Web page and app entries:
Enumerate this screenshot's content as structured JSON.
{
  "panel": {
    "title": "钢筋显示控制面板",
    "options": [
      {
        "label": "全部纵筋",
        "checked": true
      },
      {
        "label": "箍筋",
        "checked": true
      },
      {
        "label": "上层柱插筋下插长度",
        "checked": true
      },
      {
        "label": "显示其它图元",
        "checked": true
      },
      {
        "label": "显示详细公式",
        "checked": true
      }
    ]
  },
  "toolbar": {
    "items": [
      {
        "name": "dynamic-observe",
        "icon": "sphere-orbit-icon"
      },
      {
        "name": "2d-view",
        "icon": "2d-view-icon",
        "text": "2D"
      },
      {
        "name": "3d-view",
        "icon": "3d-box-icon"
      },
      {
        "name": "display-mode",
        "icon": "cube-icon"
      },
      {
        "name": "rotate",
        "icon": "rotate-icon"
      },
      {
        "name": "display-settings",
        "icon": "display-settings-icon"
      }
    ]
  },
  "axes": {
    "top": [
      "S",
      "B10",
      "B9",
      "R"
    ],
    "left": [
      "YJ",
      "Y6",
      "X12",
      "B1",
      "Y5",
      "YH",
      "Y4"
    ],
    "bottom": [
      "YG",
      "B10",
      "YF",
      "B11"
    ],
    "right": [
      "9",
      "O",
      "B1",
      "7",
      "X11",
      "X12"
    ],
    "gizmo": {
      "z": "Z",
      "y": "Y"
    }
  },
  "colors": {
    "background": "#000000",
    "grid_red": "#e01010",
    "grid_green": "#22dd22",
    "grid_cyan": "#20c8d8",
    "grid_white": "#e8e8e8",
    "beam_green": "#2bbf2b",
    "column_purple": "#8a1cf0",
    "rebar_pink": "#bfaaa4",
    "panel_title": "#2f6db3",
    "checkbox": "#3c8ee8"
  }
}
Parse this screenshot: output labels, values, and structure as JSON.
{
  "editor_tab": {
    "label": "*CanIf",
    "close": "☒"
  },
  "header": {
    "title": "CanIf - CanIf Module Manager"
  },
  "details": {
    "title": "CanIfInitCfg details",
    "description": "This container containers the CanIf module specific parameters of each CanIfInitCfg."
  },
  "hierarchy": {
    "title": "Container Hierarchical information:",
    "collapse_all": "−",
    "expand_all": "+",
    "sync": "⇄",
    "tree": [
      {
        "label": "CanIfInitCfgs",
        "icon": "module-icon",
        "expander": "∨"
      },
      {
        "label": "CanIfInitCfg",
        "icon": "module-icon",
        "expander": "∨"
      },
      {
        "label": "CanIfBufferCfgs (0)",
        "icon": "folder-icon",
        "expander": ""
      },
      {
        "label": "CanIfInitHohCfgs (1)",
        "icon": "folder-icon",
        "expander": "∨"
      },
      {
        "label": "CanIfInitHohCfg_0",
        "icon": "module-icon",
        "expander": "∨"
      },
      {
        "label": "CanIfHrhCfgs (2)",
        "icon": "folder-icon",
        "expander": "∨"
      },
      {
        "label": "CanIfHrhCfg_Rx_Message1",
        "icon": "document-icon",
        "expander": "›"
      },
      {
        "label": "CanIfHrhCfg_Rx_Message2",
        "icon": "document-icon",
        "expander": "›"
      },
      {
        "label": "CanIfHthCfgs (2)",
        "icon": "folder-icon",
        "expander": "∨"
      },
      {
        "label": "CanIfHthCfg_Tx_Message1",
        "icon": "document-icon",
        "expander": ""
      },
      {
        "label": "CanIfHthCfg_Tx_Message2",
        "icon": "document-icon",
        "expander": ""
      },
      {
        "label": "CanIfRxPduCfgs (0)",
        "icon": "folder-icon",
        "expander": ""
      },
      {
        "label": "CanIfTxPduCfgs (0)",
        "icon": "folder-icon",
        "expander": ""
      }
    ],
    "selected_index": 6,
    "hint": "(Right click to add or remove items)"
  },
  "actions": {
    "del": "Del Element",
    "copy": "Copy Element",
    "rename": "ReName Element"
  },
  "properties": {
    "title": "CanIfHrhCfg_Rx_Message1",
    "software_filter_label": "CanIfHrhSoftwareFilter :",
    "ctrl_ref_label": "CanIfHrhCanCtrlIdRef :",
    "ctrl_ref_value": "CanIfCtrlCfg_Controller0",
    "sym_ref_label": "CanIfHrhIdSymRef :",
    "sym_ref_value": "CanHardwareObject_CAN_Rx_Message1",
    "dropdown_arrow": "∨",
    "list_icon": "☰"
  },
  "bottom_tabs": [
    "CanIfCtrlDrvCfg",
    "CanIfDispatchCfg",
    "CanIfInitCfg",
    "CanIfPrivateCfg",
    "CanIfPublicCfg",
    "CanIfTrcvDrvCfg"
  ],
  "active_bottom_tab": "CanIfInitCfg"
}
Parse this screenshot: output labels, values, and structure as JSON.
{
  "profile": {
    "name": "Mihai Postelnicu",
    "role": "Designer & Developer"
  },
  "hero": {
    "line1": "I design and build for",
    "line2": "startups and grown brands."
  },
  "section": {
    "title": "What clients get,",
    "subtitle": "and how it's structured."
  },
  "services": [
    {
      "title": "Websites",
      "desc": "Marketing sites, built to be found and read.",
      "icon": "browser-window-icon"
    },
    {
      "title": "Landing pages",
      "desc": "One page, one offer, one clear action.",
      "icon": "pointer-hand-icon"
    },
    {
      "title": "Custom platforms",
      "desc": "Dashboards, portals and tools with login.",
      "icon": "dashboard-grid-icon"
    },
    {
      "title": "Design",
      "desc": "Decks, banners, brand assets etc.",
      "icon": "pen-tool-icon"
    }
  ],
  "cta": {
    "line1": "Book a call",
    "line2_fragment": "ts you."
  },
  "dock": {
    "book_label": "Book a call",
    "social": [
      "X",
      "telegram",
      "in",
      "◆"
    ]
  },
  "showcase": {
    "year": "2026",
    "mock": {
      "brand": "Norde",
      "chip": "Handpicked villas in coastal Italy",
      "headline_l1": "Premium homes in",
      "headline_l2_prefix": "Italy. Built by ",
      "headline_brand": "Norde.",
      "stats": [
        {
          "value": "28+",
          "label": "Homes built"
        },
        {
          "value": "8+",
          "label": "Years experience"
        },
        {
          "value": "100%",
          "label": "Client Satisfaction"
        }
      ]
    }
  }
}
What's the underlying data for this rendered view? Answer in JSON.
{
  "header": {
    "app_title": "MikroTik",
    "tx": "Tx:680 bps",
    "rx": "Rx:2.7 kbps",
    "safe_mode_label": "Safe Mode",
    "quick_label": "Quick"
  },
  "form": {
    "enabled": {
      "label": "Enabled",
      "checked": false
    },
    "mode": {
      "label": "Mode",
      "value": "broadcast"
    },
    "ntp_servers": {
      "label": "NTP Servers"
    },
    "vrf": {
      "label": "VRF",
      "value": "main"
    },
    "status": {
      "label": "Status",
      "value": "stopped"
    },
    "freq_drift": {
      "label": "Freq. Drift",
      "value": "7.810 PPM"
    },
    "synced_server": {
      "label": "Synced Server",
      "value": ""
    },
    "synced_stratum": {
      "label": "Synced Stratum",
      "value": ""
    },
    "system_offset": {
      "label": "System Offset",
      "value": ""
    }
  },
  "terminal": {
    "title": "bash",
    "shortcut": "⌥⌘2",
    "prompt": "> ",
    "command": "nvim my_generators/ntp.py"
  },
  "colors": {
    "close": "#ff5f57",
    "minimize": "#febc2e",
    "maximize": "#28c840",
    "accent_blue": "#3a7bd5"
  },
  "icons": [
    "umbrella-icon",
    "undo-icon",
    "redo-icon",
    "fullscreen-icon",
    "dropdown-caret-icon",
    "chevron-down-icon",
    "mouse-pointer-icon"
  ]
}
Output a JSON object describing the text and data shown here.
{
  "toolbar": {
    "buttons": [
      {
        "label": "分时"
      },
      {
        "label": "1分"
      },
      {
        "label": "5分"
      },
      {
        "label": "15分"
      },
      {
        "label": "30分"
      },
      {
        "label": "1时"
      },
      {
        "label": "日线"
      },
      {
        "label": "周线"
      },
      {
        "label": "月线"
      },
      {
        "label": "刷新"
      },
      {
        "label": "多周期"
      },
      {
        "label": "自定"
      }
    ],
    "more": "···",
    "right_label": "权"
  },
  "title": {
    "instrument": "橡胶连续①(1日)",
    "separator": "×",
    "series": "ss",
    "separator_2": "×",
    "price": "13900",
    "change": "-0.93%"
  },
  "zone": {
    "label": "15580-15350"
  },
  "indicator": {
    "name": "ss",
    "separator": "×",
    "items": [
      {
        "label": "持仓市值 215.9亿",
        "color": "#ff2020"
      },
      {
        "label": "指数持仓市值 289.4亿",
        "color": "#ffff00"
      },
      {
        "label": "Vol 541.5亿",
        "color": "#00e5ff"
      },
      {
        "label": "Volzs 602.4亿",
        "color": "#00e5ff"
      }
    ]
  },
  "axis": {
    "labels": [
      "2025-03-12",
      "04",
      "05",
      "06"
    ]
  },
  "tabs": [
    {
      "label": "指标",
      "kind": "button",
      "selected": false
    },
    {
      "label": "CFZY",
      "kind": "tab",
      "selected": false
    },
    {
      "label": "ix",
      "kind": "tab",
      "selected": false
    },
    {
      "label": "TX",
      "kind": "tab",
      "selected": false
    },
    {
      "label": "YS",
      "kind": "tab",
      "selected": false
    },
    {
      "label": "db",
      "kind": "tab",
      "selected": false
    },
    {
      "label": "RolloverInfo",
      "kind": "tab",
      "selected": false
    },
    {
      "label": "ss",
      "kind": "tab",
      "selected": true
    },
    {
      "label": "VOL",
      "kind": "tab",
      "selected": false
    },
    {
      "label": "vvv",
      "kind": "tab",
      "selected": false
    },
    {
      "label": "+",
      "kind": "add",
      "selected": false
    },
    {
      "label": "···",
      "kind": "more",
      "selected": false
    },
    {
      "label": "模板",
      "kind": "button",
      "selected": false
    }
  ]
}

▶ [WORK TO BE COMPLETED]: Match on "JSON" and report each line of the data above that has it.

▶ [REPLY TO THE EXERCISE]:
Enumerate this screenshot's content as structured JSON.
Parse this screenshot: output labels, values, and structure as JSON.
Parse this screenshot: output labels, values, and structure as JSON.
What's the underlying data for this rendered view? Answer in JSON.
Output a JSON object describing the text and data shown here.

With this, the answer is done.